The expected output is each entry, given again exactly.

[[ INFORMATION GIVEN, beginning ]]

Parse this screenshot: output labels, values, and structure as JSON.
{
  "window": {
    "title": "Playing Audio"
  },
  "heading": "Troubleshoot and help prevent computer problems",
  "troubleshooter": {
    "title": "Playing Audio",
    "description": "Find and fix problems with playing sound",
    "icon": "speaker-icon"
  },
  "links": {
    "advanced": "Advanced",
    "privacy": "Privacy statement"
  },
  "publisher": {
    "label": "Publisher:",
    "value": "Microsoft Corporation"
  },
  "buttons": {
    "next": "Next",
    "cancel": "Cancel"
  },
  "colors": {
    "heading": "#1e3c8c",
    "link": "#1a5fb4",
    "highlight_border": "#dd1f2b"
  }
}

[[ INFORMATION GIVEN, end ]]

## EXPECTED OUTPUT
Parse this screenshot: output labels, values, and structure as JSON.
{
  "window": {
    "title": "Playing Audio"
  },
  "heading": "Troubleshoot and help prevent computer problems",
  "troubleshooter": {
    "title": "Playing Audio",
    "description": "Find and fix problems with playing sound",
    "icon": "speaker-icon"
  },
  "links": {
    "advanced": "Advanced",
    "privacy": "Privacy statement"
  },
  "publisher": {
    "label": "Publisher:",
    "value": "Microsoft Corporation"
  },
  "buttons": {
    "next": "Next",
    "cancel": "Cancel"
  },
  "colors": {
    "heading": "#1e3c8c",
    "link": "#1a5fb4",
    "highlight_border": "#dd1f2b"
  }
}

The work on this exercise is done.